START Records for this task
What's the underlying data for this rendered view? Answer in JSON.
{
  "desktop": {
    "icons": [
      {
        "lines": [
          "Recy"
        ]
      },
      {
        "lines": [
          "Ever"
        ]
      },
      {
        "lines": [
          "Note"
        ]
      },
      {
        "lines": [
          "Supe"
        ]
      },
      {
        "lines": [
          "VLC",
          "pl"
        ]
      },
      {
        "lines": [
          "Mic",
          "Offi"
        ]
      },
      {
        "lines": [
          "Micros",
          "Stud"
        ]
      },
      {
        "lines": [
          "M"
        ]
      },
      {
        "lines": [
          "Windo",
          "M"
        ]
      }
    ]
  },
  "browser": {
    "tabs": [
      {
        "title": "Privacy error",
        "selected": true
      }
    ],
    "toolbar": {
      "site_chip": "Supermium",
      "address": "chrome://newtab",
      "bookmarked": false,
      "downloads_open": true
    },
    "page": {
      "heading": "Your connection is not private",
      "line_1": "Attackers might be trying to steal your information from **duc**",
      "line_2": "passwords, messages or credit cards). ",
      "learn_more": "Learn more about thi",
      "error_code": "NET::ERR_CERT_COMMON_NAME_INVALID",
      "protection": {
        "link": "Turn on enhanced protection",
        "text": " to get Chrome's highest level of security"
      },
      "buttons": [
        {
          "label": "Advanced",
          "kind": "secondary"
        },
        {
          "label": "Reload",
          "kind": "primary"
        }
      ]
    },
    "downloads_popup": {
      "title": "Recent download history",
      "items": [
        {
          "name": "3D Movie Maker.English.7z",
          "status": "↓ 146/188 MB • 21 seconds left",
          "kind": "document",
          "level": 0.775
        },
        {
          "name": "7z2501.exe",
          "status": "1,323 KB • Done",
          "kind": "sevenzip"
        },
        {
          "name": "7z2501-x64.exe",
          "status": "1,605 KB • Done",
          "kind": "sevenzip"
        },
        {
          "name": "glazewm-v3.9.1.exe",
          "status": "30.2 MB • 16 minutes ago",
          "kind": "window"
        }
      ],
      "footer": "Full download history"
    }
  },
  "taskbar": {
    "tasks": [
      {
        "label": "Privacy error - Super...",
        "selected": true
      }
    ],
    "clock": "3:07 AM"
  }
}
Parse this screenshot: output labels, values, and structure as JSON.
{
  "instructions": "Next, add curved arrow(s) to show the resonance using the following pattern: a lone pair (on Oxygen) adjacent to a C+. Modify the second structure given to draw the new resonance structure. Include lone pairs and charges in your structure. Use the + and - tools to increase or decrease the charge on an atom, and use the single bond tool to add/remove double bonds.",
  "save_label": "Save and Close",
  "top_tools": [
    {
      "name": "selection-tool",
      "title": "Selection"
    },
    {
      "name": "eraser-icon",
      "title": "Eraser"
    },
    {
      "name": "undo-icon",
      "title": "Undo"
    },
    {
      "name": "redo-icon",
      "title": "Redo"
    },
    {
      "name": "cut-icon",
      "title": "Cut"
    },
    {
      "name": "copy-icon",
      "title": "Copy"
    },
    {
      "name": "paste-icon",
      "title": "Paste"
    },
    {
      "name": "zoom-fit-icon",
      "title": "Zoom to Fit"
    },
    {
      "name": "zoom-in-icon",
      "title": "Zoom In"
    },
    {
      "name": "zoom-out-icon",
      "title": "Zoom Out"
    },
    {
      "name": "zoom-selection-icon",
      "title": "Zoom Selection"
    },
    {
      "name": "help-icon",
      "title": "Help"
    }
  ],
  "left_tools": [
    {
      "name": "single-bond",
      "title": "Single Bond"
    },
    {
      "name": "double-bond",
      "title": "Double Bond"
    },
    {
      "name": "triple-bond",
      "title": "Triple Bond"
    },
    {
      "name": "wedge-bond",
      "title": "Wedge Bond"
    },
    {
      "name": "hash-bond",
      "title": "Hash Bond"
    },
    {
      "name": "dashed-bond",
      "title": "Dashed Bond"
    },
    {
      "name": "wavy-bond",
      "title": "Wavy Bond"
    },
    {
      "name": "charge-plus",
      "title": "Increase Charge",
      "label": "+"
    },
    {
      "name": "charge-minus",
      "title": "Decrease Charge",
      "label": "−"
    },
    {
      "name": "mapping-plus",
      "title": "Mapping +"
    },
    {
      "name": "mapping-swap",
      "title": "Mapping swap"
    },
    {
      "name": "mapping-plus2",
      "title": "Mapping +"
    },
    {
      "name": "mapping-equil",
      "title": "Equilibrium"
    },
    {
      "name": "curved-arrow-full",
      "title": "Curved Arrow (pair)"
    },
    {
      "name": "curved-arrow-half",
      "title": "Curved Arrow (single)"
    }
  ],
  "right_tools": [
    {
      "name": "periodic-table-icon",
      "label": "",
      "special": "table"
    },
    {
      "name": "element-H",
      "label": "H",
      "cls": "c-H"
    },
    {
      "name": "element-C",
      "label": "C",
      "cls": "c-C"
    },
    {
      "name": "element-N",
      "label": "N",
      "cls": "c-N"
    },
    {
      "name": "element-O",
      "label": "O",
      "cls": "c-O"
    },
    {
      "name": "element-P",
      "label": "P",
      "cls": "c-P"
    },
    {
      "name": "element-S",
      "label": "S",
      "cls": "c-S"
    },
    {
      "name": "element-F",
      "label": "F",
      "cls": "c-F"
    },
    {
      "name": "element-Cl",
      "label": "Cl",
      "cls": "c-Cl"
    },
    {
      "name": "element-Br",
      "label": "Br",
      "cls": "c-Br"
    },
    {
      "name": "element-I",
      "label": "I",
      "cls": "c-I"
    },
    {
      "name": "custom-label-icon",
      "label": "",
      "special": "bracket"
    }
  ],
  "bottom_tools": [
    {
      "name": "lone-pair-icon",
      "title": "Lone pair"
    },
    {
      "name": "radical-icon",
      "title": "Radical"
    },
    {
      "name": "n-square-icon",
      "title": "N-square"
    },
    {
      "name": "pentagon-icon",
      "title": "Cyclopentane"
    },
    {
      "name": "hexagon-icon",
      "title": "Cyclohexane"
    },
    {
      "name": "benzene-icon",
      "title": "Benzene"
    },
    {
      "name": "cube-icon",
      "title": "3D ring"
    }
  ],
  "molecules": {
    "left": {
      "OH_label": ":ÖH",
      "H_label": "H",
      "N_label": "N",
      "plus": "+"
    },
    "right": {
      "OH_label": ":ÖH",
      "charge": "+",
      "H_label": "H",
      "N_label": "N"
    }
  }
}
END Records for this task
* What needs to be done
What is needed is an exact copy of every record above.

* Answer section
What's the underlying data for this rendered view? Answer in JSON.
{
  "desktop": {
    "icons": [
      {
        "lines": [
          "Recy"
        ]
      },
      {
        "lines": [
          "Ever"
        ]
      },
      {
        "lines": [
          "Note"
        ]
      },
      {
        "lines": [
          "Supe"
        ]
      },
      {
        "lines": [
          "VLC",
          "pl"
        ]
      },
      {
        "lines": [
          "Mic",
          "Offi"
        ]
      },
      {
        "lines": [
          "Micros",
          "Stud"
        ]
      },
      {
        "lines": [
          "M"
        ]
      },
      {
        "lines": [
          "Windo",
          "M"
        ]
      }
    ]
  },
  "browser": {
    "tabs": [
      {
        "title": "Privacy error",
        "selected": true
      }
    ],
    "toolbar": {
      "site_chip": "Supermium",
      "address": "chrome://newtab",
      "bookmarked": false,
      "downloads_open": true
    },
    "page": {
      "heading": "Your connection is not private",
      "line_1": "Attackers might be trying to steal your information from **duc**",
      "line_2": "passwords, messages or credit cards). ",
      "learn_more": "Learn more about thi",
      "error_code": "NET::ERR_CERT_COMMON_NAME_INVALID",
      "protection": {
        "link": "Turn on enhanced protection",
        "text": " to get Chrome's highest level of security"
      },
      "buttons": [
        {
          "label": "Advanced",
          "kind": "secondary"
        },
        {
          "label": "Reload",
          "kind": "primary"
        }
      ]
    },
    "downloads_popup": {
      "title": "Recent download history",
      "items": [
        {
          "name": "3D Movie Maker.English.7z",
          "status": "↓ 146/188 MB • 21 seconds left",
          "kind": "document",
          "level": 0.775
        },
        {
          "name": "7z2501.exe",
          "status": "1,323 KB • Done",
          "kind": "sevenzip"
        },
        {
          "name": "7z2501-x64.exe",
          "status": "1,605 KB • Done",
          "kind": "sevenzip"
        },
        {
          "name": "glazewm-v3.9.1.exe",
          "status": "30.2 MB • 16 minutes ago",
          "kind": "window"
        }
      ],
      "footer": "Full download history"
    }
  },
  "taskbar": {
    "tasks": [
      {
        "label": "Privacy error - Super...",
        "selected": true
      }
    ],
    "clock": "3:07 AM"
  }
}
Parse this screenshot: output labels, values, and structure as JSON.
{
  "instructions": "Next, add curved arrow(s) to show the resonance using the following pattern: a lone pair (on Oxygen) adjacent to a C+. Modify the second structure given to draw the new resonance structure. Include lone pairs and charges in your structure. Use the + and - tools to increase or decrease the charge on an atom, and use the single bond tool to add/remove double bonds.",
  "save_label": "Save and Close",
  "top_tools": [
    {
      "name": "selection-tool",
      "title": "Selection"
    },
    {
      "name": "eraser-icon",
      "title": "Eraser"
    },
    {
      "name": "undo-icon",
      "title": "Undo"
    },
    {
      "name": "redo-icon",
      "title": "Redo"
    },
    {
      "name": "cut-icon",
      "title": "Cut"
    },
    {
      "name": "copy-icon",
      "title": "Copy"
    },
    {
      "name": "paste-icon",
      "title": "Paste"
    },
    {
      "name": "zoom-fit-icon",
      "title": "Zoom to Fit"
    },
    {
      "name": "zoom-in-icon",
      "title": "Zoom In"
    },
    {
      "name": "zoom-out-icon",
      "title": "Zoom Out"
    },
    {
      "name": "zoom-selection-icon",
      "title": "Zoom Selection"
    },
    {
      "name": "help-icon",
      "title": "Help"
    }
  ],
  "left_tools": [
    {
      "name": "single-bond",
      "title": "Single Bond"
    },
    {
      "name": "double-bond",
      "title": "Double Bond"
    },
    {
      "name": "triple-bond",
      "title": "Triple Bond"
    },
    {
      "name": "wedge-bond",
      "title": "Wedge Bond"
    },
    {
      "name": "hash-bond",
      "title": "Hash Bond"
    },
    {
      "name": "dashed-bond",
      "title": "Dashed Bond"
    },
    {
      "name": "wavy-bond",
      "title": "Wavy Bond"
    },
    {
      "name": "charge-plus",
      "title": "Increase Charge",
      "label": "+"
    },
    {
      "name": "charge-minus",
      "title": "Decrease Charge",
      "label": "−"
    },
    {
      "name": "mapping-plus",
      "title": "Mapping +"
    },
    {
      "name": "mapping-swap",
      "title": "Mapping swap"
    },
    {
      "name": "mapping-plus2",
      "title": "Mapping +"
    },
    {
      "name": "mapping-equil",
      "title": "Equilibrium"
    },
    {
      "name": "curved-arrow-full",
      "title": "Curved Arrow (pair)"
    },
    {
      "name": "curved-arrow-half",
      "title": "Curved Arrow (single)"
    }
  ],
  "right_tools": [
    {
      "name": "periodic-table-icon",
      "label": "",
      "special": "table"
    },
    {
      "name": "element-H",
      "label": "H",
      "cls": "c-H"
    },
    {
      "name": "element-C",
      "label": "C",
      "cls": "c-C"
    },
    {
      "name": "element-N",
      "label": "N",
      "cls": "c-N"
    },
    {
      "name": "element-O",
      "label": "O",
      "cls": "c-O"
    },
    {
      "name": "element-P",
      "label": "P",
      "cls": "c-P"
    },
    {
      "name": "element-S",
      "label": "S",
      "cls": "c-S"
    },
    {
      "name": "element-F",
      "label": "F",
      "cls": "c-F"
    },
    {
      "name": "element-Cl",
      "label": "Cl",
      "cls": "c-Cl"
    },
    {
      "name": "element-Br",
      "label": "Br",
      "cls": "c-Br"
    },
    {
      "name": "element-I",
      "label": "I",
      "cls": "c-I"
    },
    {
      "name": "custom-label-icon",
      "label": "",
      "special": "bracket"
    }
  ],
  "bottom_tools": [
    {
      "name": "lone-pair-icon",
      "title": "Lone pair"
    },
    {
      "name": "radical-icon",
      "title": "Radical"
    },
    {
      "name": "n-square-icon",
      "title": "N-square"
    },
    {
      "name": "pentagon-icon",
      "title": "Cyclopentane"
    },
    {
      "name": "hexagon-icon",
      "title": "Cyclohexane"
    },
    {
      "name": "benzene-icon",
      "title": "Benzene"
    },
    {
      "name": "cube-icon",
      "title": "3D ring"
    }
  ],
  "molecules": {
    "left": {
      "OH_label": ":ÖH",
      "H_label": "H",
      "N_label": "N",
      "plus": "+"
    },
    "right": {
      "OH_label": ":ÖH",
      "charge": "+",
      "H_label": "H",
      "N_label": "N"
    }
  }
}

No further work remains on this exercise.